EXERCISE DATA Start Marker
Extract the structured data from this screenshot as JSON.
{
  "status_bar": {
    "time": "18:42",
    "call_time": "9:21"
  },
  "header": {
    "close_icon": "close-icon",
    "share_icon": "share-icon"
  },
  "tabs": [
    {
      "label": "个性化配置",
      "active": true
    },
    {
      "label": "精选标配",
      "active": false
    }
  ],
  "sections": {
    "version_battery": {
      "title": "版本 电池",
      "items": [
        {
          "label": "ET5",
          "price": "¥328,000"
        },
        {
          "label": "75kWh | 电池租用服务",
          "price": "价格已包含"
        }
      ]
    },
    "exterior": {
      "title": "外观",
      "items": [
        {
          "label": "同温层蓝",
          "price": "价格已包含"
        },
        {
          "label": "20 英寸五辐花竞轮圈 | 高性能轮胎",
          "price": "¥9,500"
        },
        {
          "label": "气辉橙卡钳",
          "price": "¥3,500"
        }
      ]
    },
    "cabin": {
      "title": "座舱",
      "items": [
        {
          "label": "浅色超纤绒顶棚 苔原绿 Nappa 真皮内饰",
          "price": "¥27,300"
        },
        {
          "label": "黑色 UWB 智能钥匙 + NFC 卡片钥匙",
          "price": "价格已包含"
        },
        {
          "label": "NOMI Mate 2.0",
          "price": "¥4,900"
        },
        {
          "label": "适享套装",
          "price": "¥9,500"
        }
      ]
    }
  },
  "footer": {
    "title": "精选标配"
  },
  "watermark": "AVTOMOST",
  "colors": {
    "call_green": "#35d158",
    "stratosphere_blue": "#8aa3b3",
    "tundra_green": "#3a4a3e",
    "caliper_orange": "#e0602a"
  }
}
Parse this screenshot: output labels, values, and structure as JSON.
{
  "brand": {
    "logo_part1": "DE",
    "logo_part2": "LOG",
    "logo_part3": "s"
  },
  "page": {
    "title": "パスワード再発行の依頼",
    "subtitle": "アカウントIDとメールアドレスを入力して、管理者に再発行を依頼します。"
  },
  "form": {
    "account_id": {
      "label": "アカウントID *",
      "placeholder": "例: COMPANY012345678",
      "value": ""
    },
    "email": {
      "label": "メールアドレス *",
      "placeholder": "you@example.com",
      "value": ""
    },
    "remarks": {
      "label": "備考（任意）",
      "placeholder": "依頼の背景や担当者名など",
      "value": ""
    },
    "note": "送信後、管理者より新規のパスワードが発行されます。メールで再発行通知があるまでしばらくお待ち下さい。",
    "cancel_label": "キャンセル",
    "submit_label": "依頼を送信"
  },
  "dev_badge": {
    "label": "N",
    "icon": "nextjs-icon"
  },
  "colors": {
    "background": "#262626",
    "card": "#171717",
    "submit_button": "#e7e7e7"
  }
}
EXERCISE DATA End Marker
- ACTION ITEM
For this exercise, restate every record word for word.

- SOLVED EXERCISE
Extract the structured data from this screenshot as JSON.
{
  "status_bar": {
    "time": "18:42",
    "call_time": "9:21"
  },
  "header": {
    "close_icon": "close-icon",
    "share_icon": "share-icon"
  },
  "tabs": [
    {
      "label": "个性化配置",
      "active": true
    },
    {
      "label": "精选标配",
      "active": false
    }
  ],
  "sections": {
    "version_battery": {
      "title": "版本 电池",
      "items": [
        {
          "label": "ET5",
          "price": "¥328,000"
        },
        {
          "label": "75kWh | 电池租用服务",
          "price": "价格已包含"
        }
      ]
    },
    "exterior": {
      "title": "外观",
      "items": [
        {
          "label": "同温层蓝",
          "price": "价格已包含"
        },
        {
          "label": "20 英寸五辐花竞轮圈 | 高性能轮胎",
          "price": "¥9,500"
        },
        {
          "label": "气辉橙卡钳",
          "price": "¥3,500"
        }
      ]
    },
    "cabin": {
      "title": "座舱",
      "items": [
        {
          "label": "浅色超纤绒顶棚 苔原绿 Nappa 真皮内饰",
          "price": "¥27,300"
        },
        {
          "label": "黑色 UWB 智能钥匙 + NFC 卡片钥匙",
          "price": "价格已包含"
        },
        {
          "label": "NOMI Mate 2.0",
          "price": "¥4,900"
        },
        {
          "label": "适享套装",
          "price": "¥9,500"
        }
      ]
    }
  },
  "footer": {
    "title": "精选标配"
  },
  "watermark": "AVTOMOST",
  "colors": {
    "call_green": "#35d158",
    "stratosphere_blue": "#8aa3b3",
    "tundra_green": "#3a4a3e",
    "caliper_orange": "#e0602a"
  }
}
Parse this screenshot: output labels, values, and structure as JSON.
{
  "brand": {
    "logo_part1": "DE",
    "logo_part2": "LOG",
    "logo_part3": "s"
  },
  "page": {
    "title": "パスワード再発行の依頼",
    "subtitle": "アカウントIDとメールアドレスを入力して、管理者に再発行を依頼します。"
  },
  "form": {
    "account_id": {
      "label": "アカウントID *",
      "placeholder": "例: COMPANY012345678",
      "value": ""
    },
    "email": {
      "label": "メールアドレス *",
      "placeholder": "you@example.com",
      "value": ""
    },
    "remarks": {
      "label": "備考（任意）",
      "placeholder": "依頼の背景や担当者名など",
      "value": ""
    },
    "note": "送信後、管理者より新規のパスワードが発行されます。メールで再発行通知があるまでしばらくお待ち下さい。",
    "cancel_label": "キャンセル",
    "submit_label": "依頼を送信"
  },
  "dev_badge": {
    "label": "N",
    "icon": "nextjs-icon"
  },
  "colors": {
    "background": "#262626",
    "card": "#171717",
    "submit_button": "#e7e7e7"
  }
}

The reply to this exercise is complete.